#### DATA TO USE

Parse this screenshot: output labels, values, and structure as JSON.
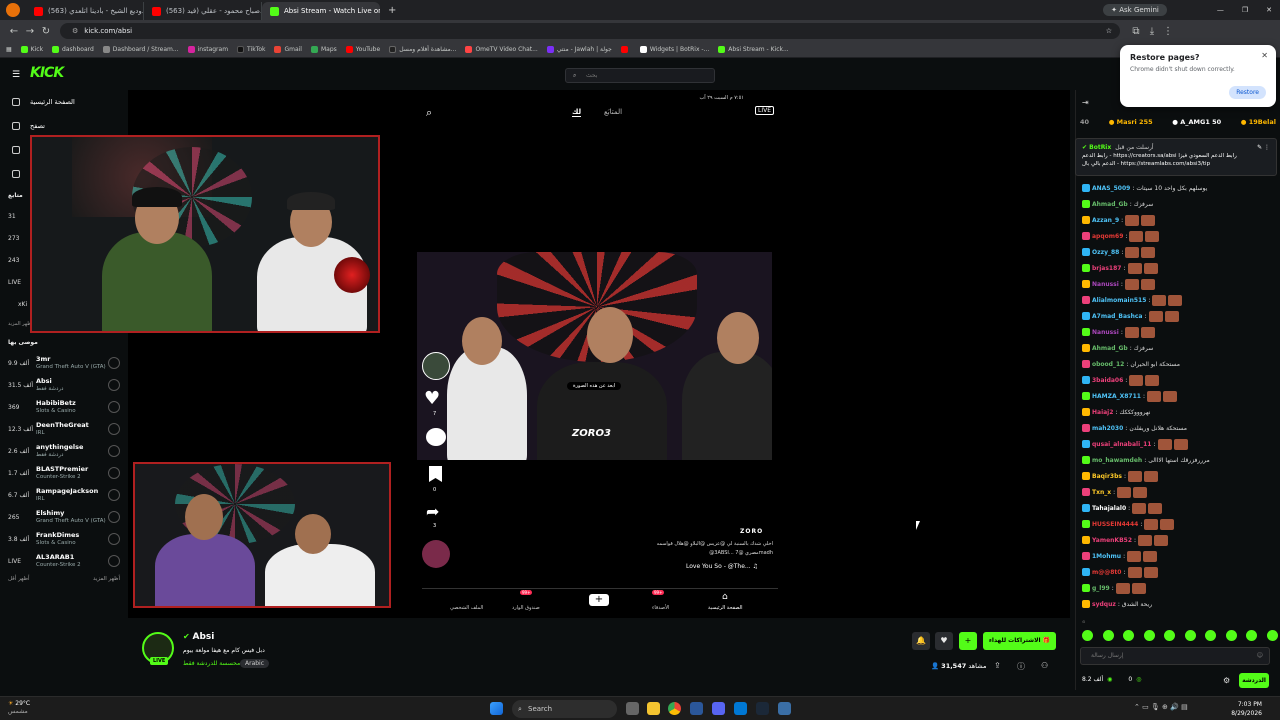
{
  "browser": {
    "tabs": [
      {
        "title": "(563) وديع الشيخ - بادينا اتلعدي...",
        "color": "#ff0000",
        "active": false
      },
      {
        "title": "(563) صباح محمود - عقلي (فيد...",
        "color": "#ff0000",
        "active": false
      },
      {
        "title": "Absi Stream - Watch Live on...",
        "color": "#53fc18",
        "active": true
      }
    ],
    "new_tab": "+",
    "url": "kick.com/absi",
    "gemini": "Ask Gemini",
    "bookmarks": [
      "Kick",
      "dashboard",
      "Dashboard / Stream...",
      "instagram",
      "TikTok",
      "Gmail",
      "Maps",
      "YouTube",
      "مشاهدة أفلام ومسل...",
      "OmeTV Video Chat...",
      "منتي - Jawlah | جولة",
      "",
      "Widgets | BotRix -...",
      "Absi Stream - Kick..."
    ]
  },
  "restore_popup": {
    "title": "Restore pages?",
    "subtitle": "Chrome didn't shut down correctly.",
    "button": "Restore",
    "close": "✕"
  },
  "kick": {
    "logo": "KICK",
    "search_placeholder": "بحث",
    "sidebar": {
      "nav": [
        "الصفحة الرئيسية",
        "تصفح",
        "",
        ""
      ],
      "following_title": "متابع",
      "following_counts": [
        "31",
        "273",
        "243",
        "LIVE",
        "xKi"
      ],
      "show_more_top": "أظهر المزيد",
      "recommended_title": "موصى بها",
      "channels": [
        {
          "count": "9.9 ألف",
          "name": "3mr",
          "category": "Grand Theft Auto V (GTA)"
        },
        {
          "count": "31.5 ألف",
          "name": "Absi",
          "category": "دردشة فقط"
        },
        {
          "count": "369",
          "name": "HabibiBetz",
          "category": "Slots & Casino"
        },
        {
          "count": "12.3 ألف",
          "name": "DeenTheGreat",
          "category": "IRL"
        },
        {
          "count": "2.6 ألف",
          "name": "anythingelse",
          "category": "دردشة فقط"
        },
        {
          "count": "1.7 ألف",
          "name": "BLASTPremier",
          "category": "Counter-Strike 2"
        },
        {
          "count": "6.7 ألف",
          "name": "RampageJackson",
          "category": "IRL"
        },
        {
          "count": "265",
          "name": "Elshimy",
          "category": "Grand Theft Auto V (GTA)"
        },
        {
          "count": "3.8 ألف",
          "name": "FrankDimes",
          "category": "Slots & Casino"
        },
        {
          "count": "LIVE",
          "name": "AL3ARAB1",
          "category": "Counter-Strike 2"
        }
      ],
      "show_more": "أظهر المزيد",
      "show_less": "أظهر أقل"
    },
    "video": {
      "phone_status": "٧:٥١ م السبت ٢٩ آب",
      "tabs": [
        "لك",
        "المتابَع"
      ],
      "live": "LIVE",
      "clip_caption": "ZORO3",
      "bubble": "ابعد عن هذه الصورة",
      "likes": "7",
      "comments": "",
      "saves": "0",
      "shares": "3",
      "author": "ZORO",
      "desc1": "اخلي شدك بالسنبة لي @عزيس @البلاو @هلال قواسمه",
      "desc2": "@3ABSI... مصري @7madh",
      "music": "Love You So - @The...",
      "bottom_nav": [
        "الملف الشخصي",
        "صندوق الوارد",
        "",
        "الأصدقاء",
        "الصفحة الرئيسية"
      ],
      "badge_99": "99+"
    },
    "stream": {
      "name": "Absi",
      "title": "دبل فيس كام مع هيفا مولعة بيوم",
      "category": "محسسة للدردشة فقط",
      "language": "Arabic",
      "live_badge": "LIVE",
      "viewers": "31,547",
      "viewers_label": "مشاهد",
      "subscribe": "الاشتراكات للهداء 🎁"
    },
    "chat": {
      "counts": [
        {
          "n": "40",
          "c": "#999"
        },
        {
          "n": "Masri 255",
          "c": "#ffb800"
        },
        {
          "n": "A_AMG1 50",
          "c": "#fff"
        },
        {
          "n": "19Belal",
          "c": "#ffb800"
        }
      ],
      "pinned_user": "BotRix",
      "pinned_by": "أرسلت من قبل",
      "pinned_line1": "رابط الدعم - https://creators.sa/absi رابط الدعم السعودي فيزا",
      "pinned_line2": "الدعم بالي بال - https://streamlabs.com/absi3/tip",
      "messages": [
        {
          "user": "ANAS_5009",
          "color": "#4fc3f7",
          "text": "يوسلهم بكل واحد 10 سيتات"
        },
        {
          "user": "Ahmad_Gb",
          "color": "#66bb6a",
          "text": "سرفزك"
        },
        {
          "user": "Azzan_9",
          "color": "#4fc3f7",
          "text": ""
        },
        {
          "user": "apqom69",
          "color": "#e53935",
          "text": ""
        },
        {
          "user": "Ozzy_88",
          "color": "#4fc3f7",
          "text": ""
        },
        {
          "user": "brjas187",
          "color": "#ec407a",
          "text": ""
        },
        {
          "user": "Nanussi",
          "color": "#ab47bc",
          "text": ""
        },
        {
          "user": "Alialmomain515",
          "color": "#4fc3f7",
          "text": ""
        },
        {
          "user": "A7mad_Bashca",
          "color": "#4fc3f7",
          "text": ""
        },
        {
          "user": "Nanussi",
          "color": "#ab47bc",
          "text": ""
        },
        {
          "user": "Ahmad_Gb",
          "color": "#66bb6a",
          "text": "سرفزك"
        },
        {
          "user": "obood_12",
          "color": "#66bb6a",
          "text": "مستحكة ابو الحيران"
        },
        {
          "user": "3baida06",
          "color": "#ec407a",
          "text": ""
        },
        {
          "user": "HAMZA_X8711",
          "color": "#4fc3f7",
          "text": ""
        },
        {
          "user": "Haiaj2",
          "color": "#ec407a",
          "text": "نهروووكككك"
        },
        {
          "user": "mah2030",
          "color": "#4fc3f7",
          "text": "مستحكة هلانل وريفلدن"
        },
        {
          "user": "qusai_alnabali_11",
          "color": "#ec407a",
          "text": ""
        },
        {
          "user": "mo_hawamdeh",
          "color": "#66bb6a",
          "text": "مرررفزرقك استها الااالى"
        },
        {
          "user": "Baqir3bs",
          "color": "#ffca28",
          "text": ""
        },
        {
          "user": "Txn_x",
          "color": "#ffca28",
          "text": ""
        },
        {
          "user": "Tahajalal0",
          "color": "#fff",
          "text": ""
        },
        {
          "user": "HUSSEIN4444",
          "color": "#e53935",
          "text": ""
        },
        {
          "user": "YamenKB52",
          "color": "#ec407a",
          "text": ""
        },
        {
          "user": "1Mohmu",
          "color": "#4fc3f7",
          "text": ""
        },
        {
          "user": "m@@8t0",
          "color": "#e53935",
          "text": ""
        },
        {
          "user": "g_l99",
          "color": "#66bb6a",
          "text": ""
        },
        {
          "user": "sydquz",
          "color": "#ec407a",
          "text": "ريحة الشدق"
        }
      ],
      "input_placeholder": "إرسال رسالة",
      "send": "الدردشة",
      "points": "8.2 ألف",
      "zero": "0"
    }
  },
  "taskbar": {
    "weather_temp": "29°C",
    "weather_desc": "مشمس",
    "search": "Search",
    "time": "7:03 PM",
    "date": "8/29/2026"
  }
}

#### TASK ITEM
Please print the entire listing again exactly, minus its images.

#### OUTPUT FOR THIS EXERCISE
Parse this screenshot: output labels, values, and structure as JSON.
{
  "browser": {
    "tabs": [
      {
        "title": "(563) وديع الشيخ - بادينا اتلعدي...",
        "color": "#ff0000",
        "active": false
      },
      {
        "title": "(563) صباح محمود - عقلي (فيد...",
        "color": "#ff0000",
        "active": false
      },
      {
        "title": "Absi Stream - Watch Live on...",
        "color": "#53fc18",
        "active": true
      }
    ],
    "new_tab": "+",
    "url": "kick.com/absi",
    "gemini": "Ask Gemini",
    "bookmarks": [
      "Kick",
      "dashboard",
      "Dashboard / Stream...",
      "instagram",
      "TikTok",
      "Gmail",
      "Maps",
      "YouTube",
      "مشاهدة أفلام ومسل...",
      "OmeTV Video Chat...",
      "منتي - Jawlah | جولة",
      "",
      "Widgets | BotRix -...",
      "Absi Stream - Kick..."
    ]
  },
  "restore_popup": {
    "title": "Restore pages?",
    "subtitle": "Chrome didn't shut down correctly.",
    "button": "Restore",
    "close": "✕"
  },
  "kick": {
    "logo": "KICK",
    "search_placeholder": "بحث",
    "sidebar": {
      "nav": [
        "الصفحة الرئيسية",
        "تصفح",
        "",
        ""
      ],
      "following_title": "متابع",
      "following_counts": [
        "31",
        "273",
        "243",
        "LIVE",
        "xKi"
      ],
      "show_more_top": "أظهر المزيد",
      "recommended_title": "موصى بها",
      "channels": [
        {
          "count": "9.9 ألف",
          "name": "3mr",
          "category": "Grand Theft Auto V (GTA)"
        },
        {
          "count": "31.5 ألف",
          "name": "Absi",
          "category": "دردشة فقط"
        },
        {
          "count": "369",
          "name": "HabibiBetz",
          "category": "Slots & Casino"
        },
        {
          "count": "12.3 ألف",
          "name": "DeenTheGreat",
          "category": "IRL"
        },
        {
          "count": "2.6 ألف",
          "name": "anythingelse",
          "category": "دردشة فقط"
        },
        {
          "count": "1.7 ألف",
          "name": "BLASTPremier",
          "category": "Counter-Strike 2"
        },
        {
          "count": "6.7 ألف",
          "name": "RampageJackson",
          "category": "IRL"
        },
        {
          "count": "265",
          "name": "Elshimy",
          "category": "Grand Theft Auto V (GTA)"
        },
        {
          "count": "3.8 ألف",
          "name": "FrankDimes",
          "category": "Slots & Casino"
        },
        {
          "count": "LIVE",
          "name": "AL3ARAB1",
          "category": "Counter-Strike 2"
        }
      ],
      "show_more": "أظهر المزيد",
      "show_less": "أظهر أقل"
    },
    "video": {
      "phone_status": "٧:٥١ م السبت ٢٩ آب",
      "tabs": [
        "لك",
        "المتابَع"
      ],
      "live": "LIVE",
      "clip_caption": "ZORO3",
      "bubble": "ابعد عن هذه الصورة",
      "likes": "7",
      "comments": "",
      "saves": "0",
      "shares": "3",
      "author": "ZORO",
      "desc1": "اخلي شدك بالسنبة لي @عزيس @البلاو @هلال قواسمه",
      "desc2": "@3ABSI... مصري @7madh",
      "music": "Love You So - @The...",
      "bottom_nav": [
        "الملف الشخصي",
        "صندوق الوارد",
        "",
        "الأصدقاء",
        "الصفحة الرئيسية"
      ],
      "badge_99": "99+"
    },
    "stream": {
      "name": "Absi",
      "title": "دبل فيس كام مع هيفا مولعة بيوم",
      "category": "محسسة للدردشة فقط",
      "language": "Arabic",
      "live_badge": "LIVE",
      "viewers": "31,547",
      "viewers_label": "مشاهد",
      "subscribe": "الاشتراكات للهداء 🎁"
    },
    "chat": {
      "counts": [
        {
          "n": "40",
          "c": "#999"
        },
        {
          "n": "Masri 255",
          "c": "#ffb800"
        },
        {
          "n": "A_AMG1 50",
          "c": "#fff"
        },
        {
          "n": "19Belal",
          "c": "#ffb800"
        }
      ],
      "pinned_user": "BotRix",
      "pinned_by": "أرسلت من قبل",
      "pinned_line1": "رابط الدعم - https://creators.sa/absi رابط الدعم السعودي فيزا",
      "pinned_line2": "الدعم بالي بال - https://streamlabs.com/absi3/tip",
      "messages": [
        {
          "user": "ANAS_5009",
          "color": "#4fc3f7",
          "text": "يوسلهم بكل واحد 10 سيتات"
        },
        {
          "user": "Ahmad_Gb",
          "color": "#66bb6a",
          "text": "سرفزك"
        },
        {
          "user": "Azzan_9",
          "color": "#4fc3f7",
          "text": ""
        },
        {
          "user": "apqom69",
          "color": "#e53935",
          "text": ""
        },
        {
          "user": "Ozzy_88",
          "color": "#4fc3f7",
          "text": ""
        },
        {
          "user": "brjas187",
          "color": "#ec407a",
          "text": ""
        },
        {
          "user": "Nanussi",
          "color": "#ab47bc",
          "text": ""
        },
        {
          "user": "Alialmomain515",
          "color": "#4fc3f7",
          "text": ""
        },
        {
          "user": "A7mad_Bashca",
          "color": "#4fc3f7",
          "text": ""
        },
        {
          "user": "Nanussi",
          "color": "#ab47bc",
          "text": ""
        },
        {
          "user": "Ahmad_Gb",
          "color": "#66bb6a",
          "text": "سرفزك"
        },
        {
          "user": "obood_12",
          "color": "#66bb6a",
          "text": "مستحكة ابو الحيران"
        },
        {
          "user": "3baida06",
          "color": "#ec407a",
          "text": ""
        },
        {
          "user": "HAMZA_X8711",
          "color": "#4fc3f7",
          "text": ""
        },
        {
          "user": "Haiaj2",
          "color": "#ec407a",
          "text": "نهروووكككك"
        },
        {
          "user": "mah2030",
          "color": "#4fc3f7",
          "text": "مستحكة هلانل وريفلدن"
        },
        {
          "user": "qusai_alnabali_11",
          "color": "#ec407a",
          "text": ""
        },
        {
          "user": "mo_hawamdeh",
          "color": "#66bb6a",
          "text": "مرررفزرقك استها الااالى"
        },
        {
          "user": "Baqir3bs",
          "color": "#ffca28",
          "text": ""
        },
        {
          "user": "Txn_x",
          "color": "#ffca28",
          "text": ""
        },
        {
          "user": "Tahajalal0",
          "color": "#fff",
          "text": ""
        },
        {
          "user": "HUSSEIN4444",
          "color": "#e53935",
          "text": ""
        },
        {
          "user": "YamenKB52",
          "color": "#ec407a",
          "text": ""
        },
        {
          "user": "1Mohmu",
          "color": "#4fc3f7",
          "text": ""
        },
        {
          "user": "m@@8t0",
          "color": "#e53935",
          "text": ""
        },
        {
          "user": "g_l99",
          "color": "#66bb6a",
          "text": ""
        },
        {
          "user": "sydquz",
          "color": "#ec407a",
          "text": "ريحة الشدق"
        }
      ],
      "input_placeholder": "إرسال رسالة",
      "send": "الدردشة",
      "points": "8.2 ألف",
      "zero": "0"
    }
  },
  "taskbar": {
    "weather_temp": "29°C",
    "weather_desc": "مشمس",
    "search": "Search",
    "time": "7:03 PM",
    "date": "8/29/2026"
  }
}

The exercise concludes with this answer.